§ **Provided information**

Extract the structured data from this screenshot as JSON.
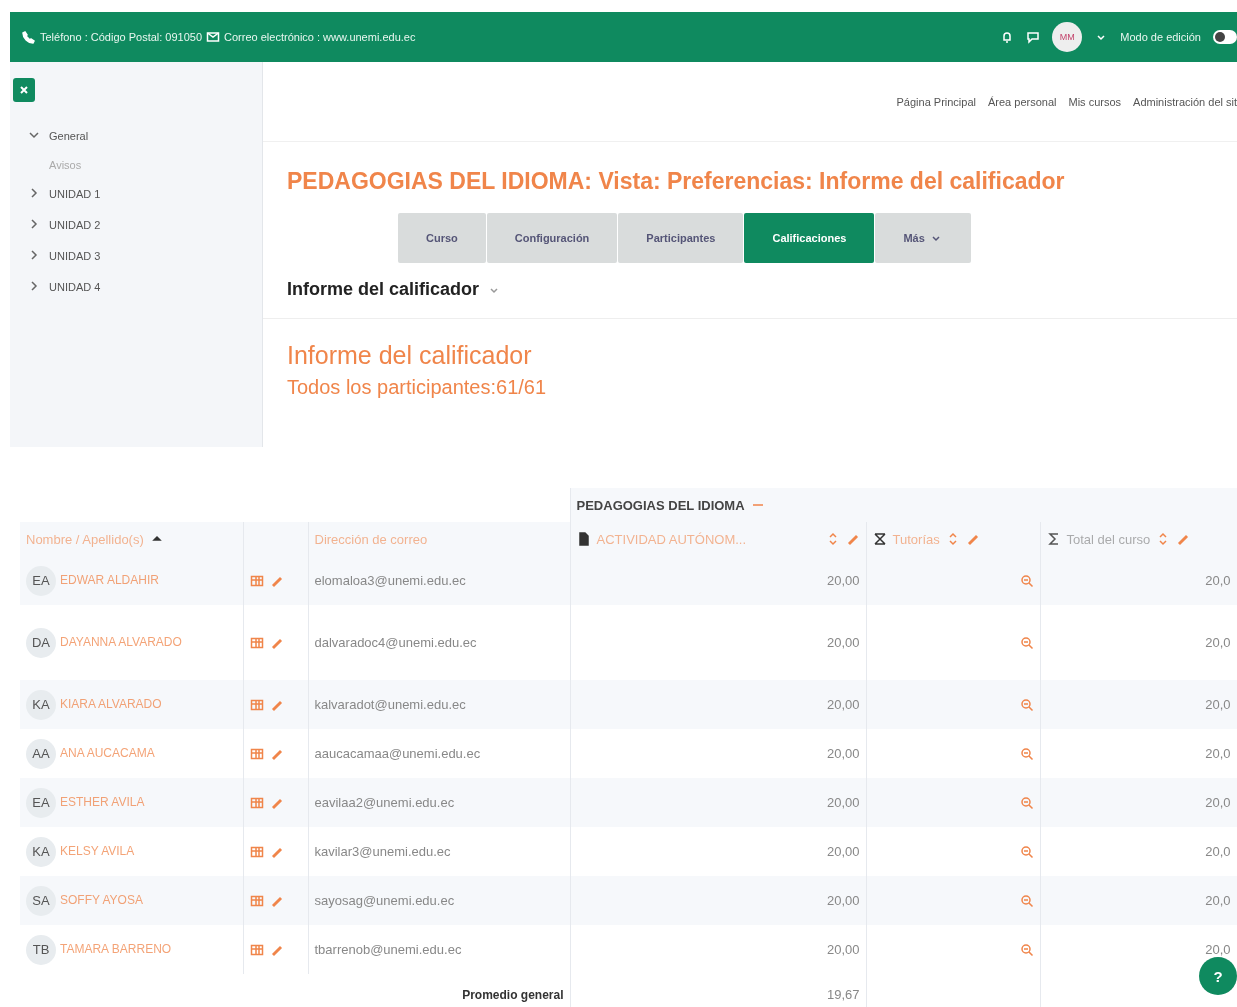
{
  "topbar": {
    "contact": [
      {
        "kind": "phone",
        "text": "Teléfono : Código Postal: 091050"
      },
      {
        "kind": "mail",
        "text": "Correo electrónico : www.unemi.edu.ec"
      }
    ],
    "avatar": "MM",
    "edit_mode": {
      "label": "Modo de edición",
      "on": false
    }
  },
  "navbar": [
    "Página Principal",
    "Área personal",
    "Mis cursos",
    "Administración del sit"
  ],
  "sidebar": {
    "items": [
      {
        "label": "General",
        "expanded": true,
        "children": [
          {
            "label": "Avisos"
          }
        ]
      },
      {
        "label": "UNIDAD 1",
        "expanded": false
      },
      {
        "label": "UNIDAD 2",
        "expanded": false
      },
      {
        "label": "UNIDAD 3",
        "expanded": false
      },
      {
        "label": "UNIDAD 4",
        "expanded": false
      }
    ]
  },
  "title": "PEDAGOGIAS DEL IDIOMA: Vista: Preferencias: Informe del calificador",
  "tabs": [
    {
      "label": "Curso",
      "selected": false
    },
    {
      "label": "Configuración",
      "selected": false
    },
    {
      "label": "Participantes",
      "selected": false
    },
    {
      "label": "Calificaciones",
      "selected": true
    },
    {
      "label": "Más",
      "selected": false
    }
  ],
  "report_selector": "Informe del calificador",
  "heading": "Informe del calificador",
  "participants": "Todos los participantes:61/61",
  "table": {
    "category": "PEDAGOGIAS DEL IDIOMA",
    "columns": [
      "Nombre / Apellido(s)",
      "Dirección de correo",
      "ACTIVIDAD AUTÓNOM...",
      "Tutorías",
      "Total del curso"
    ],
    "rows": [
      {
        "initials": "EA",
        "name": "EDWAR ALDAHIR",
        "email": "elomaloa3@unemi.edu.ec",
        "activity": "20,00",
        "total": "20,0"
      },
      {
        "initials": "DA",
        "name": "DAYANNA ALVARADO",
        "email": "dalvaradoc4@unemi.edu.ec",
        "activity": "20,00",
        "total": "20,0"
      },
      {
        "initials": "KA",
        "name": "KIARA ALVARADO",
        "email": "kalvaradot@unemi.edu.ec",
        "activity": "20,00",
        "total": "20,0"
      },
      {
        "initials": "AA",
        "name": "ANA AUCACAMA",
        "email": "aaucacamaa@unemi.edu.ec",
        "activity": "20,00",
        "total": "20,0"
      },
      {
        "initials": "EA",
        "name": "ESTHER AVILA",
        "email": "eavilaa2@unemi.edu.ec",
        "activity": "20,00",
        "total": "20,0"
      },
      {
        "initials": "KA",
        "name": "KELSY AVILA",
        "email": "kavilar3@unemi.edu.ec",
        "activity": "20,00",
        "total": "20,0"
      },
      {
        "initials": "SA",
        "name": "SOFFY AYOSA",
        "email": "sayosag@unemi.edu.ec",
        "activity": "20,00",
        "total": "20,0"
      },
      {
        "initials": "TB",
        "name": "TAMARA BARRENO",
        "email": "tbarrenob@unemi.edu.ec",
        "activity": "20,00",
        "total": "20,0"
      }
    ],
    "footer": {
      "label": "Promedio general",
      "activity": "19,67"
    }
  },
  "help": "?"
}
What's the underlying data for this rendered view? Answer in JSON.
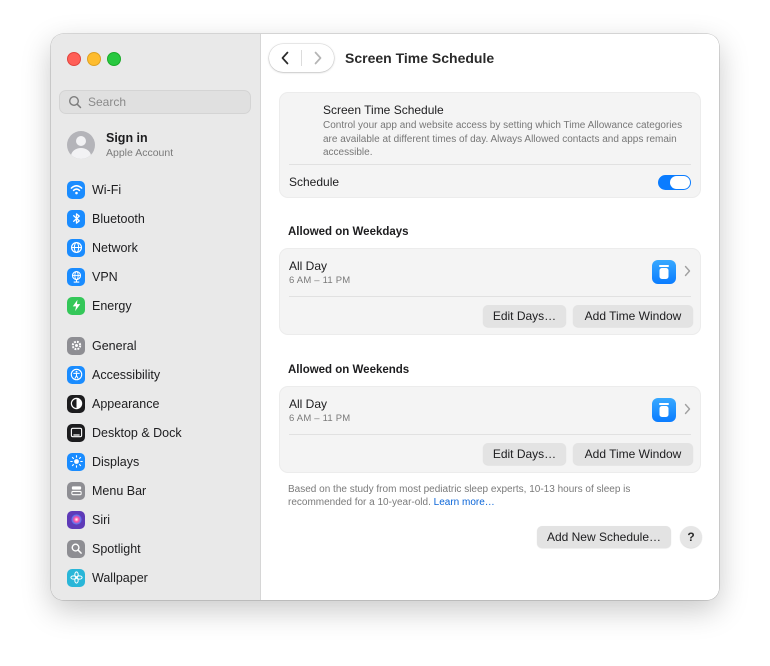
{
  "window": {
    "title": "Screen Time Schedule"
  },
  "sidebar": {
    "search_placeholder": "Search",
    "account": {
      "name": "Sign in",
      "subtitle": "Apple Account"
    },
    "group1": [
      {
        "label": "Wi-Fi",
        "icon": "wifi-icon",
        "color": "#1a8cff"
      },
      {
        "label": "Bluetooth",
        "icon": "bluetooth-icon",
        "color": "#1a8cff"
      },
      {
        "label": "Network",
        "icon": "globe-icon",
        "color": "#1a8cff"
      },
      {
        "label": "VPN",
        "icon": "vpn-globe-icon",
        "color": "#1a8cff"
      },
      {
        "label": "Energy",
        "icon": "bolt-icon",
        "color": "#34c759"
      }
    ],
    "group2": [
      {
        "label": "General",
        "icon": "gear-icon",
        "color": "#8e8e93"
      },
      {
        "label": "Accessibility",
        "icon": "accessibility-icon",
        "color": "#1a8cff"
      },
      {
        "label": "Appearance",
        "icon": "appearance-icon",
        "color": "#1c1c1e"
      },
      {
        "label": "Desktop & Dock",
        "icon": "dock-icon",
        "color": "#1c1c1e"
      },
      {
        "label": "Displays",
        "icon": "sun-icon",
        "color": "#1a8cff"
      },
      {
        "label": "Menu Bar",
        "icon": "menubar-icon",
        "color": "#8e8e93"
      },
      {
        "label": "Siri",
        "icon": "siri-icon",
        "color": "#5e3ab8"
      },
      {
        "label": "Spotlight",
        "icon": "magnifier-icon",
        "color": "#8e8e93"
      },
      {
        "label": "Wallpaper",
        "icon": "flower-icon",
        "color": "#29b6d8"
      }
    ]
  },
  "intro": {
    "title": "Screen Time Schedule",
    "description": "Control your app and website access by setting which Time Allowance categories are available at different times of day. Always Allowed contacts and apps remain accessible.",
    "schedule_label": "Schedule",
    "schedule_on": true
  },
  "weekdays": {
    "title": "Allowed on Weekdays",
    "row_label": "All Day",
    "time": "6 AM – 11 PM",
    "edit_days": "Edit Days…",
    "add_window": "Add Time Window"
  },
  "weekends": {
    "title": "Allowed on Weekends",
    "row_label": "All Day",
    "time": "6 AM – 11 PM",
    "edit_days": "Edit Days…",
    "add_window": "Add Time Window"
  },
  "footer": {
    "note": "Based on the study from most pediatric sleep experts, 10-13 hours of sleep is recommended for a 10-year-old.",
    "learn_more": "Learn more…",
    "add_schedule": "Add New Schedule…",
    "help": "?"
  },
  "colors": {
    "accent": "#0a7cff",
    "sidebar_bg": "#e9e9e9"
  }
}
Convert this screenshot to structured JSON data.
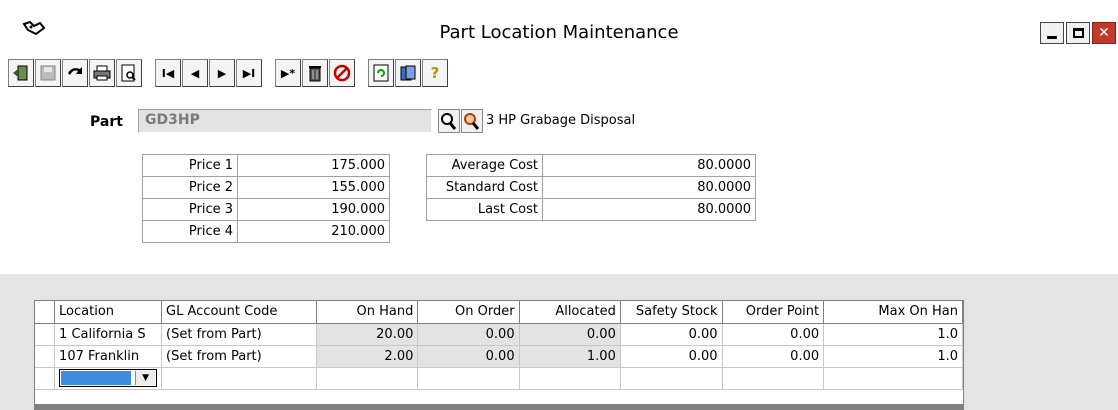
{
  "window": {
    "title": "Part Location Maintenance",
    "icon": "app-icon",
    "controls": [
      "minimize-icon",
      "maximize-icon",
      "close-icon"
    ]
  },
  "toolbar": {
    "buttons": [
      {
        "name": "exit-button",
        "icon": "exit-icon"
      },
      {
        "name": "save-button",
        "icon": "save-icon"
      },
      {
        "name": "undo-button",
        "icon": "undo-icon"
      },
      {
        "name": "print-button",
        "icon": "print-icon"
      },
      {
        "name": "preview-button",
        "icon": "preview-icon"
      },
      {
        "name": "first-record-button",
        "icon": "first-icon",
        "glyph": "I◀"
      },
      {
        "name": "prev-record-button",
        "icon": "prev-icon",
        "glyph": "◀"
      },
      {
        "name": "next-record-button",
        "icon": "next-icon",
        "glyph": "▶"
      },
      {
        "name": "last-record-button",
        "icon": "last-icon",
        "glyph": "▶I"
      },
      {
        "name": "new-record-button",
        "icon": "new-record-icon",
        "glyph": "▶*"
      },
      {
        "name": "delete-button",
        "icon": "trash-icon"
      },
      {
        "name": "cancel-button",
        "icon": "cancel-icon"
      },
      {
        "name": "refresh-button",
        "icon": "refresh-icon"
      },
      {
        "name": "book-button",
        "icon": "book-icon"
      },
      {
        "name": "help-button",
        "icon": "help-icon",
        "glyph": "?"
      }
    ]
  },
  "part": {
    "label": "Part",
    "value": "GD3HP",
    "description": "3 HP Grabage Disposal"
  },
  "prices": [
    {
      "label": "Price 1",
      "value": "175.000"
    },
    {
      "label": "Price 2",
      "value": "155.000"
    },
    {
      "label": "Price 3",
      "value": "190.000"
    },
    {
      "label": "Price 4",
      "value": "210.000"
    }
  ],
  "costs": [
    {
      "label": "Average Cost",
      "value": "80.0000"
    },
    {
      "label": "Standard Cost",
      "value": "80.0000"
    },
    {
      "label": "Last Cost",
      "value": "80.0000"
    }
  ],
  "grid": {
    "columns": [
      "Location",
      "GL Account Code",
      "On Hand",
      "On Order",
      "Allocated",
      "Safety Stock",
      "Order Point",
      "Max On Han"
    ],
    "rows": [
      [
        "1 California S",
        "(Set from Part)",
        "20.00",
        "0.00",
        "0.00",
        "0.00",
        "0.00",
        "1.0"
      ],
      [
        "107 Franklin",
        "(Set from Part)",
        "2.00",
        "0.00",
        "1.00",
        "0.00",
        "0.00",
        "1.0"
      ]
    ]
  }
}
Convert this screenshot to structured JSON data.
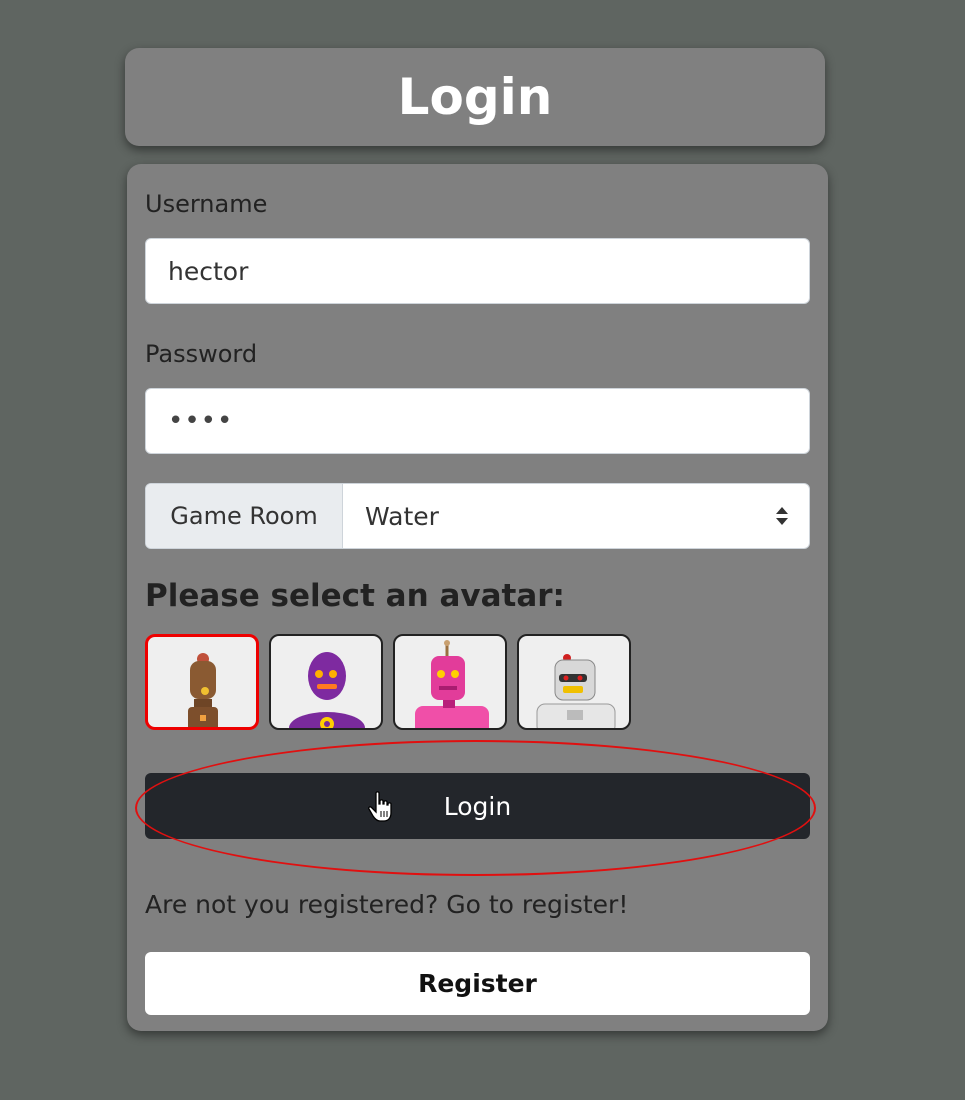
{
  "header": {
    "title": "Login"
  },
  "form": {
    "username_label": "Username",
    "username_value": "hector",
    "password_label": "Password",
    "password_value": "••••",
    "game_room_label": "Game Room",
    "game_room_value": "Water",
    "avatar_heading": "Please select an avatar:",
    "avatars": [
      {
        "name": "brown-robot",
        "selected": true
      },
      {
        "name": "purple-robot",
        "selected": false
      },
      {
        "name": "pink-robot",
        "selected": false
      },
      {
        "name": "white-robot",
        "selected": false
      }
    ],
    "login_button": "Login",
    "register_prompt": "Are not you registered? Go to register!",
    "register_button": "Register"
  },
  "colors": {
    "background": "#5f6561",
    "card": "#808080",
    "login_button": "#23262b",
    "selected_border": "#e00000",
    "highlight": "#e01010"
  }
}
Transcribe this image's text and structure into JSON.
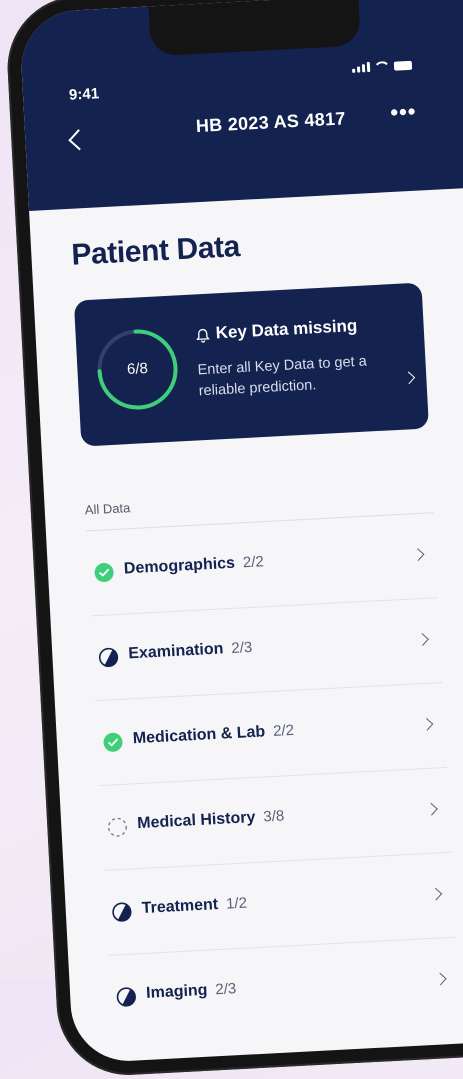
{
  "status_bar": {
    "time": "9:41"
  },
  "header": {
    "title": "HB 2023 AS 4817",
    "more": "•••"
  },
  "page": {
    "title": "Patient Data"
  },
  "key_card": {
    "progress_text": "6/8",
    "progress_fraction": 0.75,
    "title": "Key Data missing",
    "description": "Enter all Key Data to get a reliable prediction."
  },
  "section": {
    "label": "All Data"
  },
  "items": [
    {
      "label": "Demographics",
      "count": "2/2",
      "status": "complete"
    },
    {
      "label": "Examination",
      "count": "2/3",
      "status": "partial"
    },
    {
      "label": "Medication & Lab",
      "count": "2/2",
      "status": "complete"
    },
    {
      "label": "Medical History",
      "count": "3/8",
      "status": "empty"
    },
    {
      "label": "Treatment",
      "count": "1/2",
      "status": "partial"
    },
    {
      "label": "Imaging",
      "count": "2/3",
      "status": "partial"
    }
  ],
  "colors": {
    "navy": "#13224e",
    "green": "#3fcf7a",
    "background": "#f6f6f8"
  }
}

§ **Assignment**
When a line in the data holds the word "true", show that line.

§ **Result of this task**
        "expanded": true,
      "selected": true
    "schedule_on": true
        "selected": true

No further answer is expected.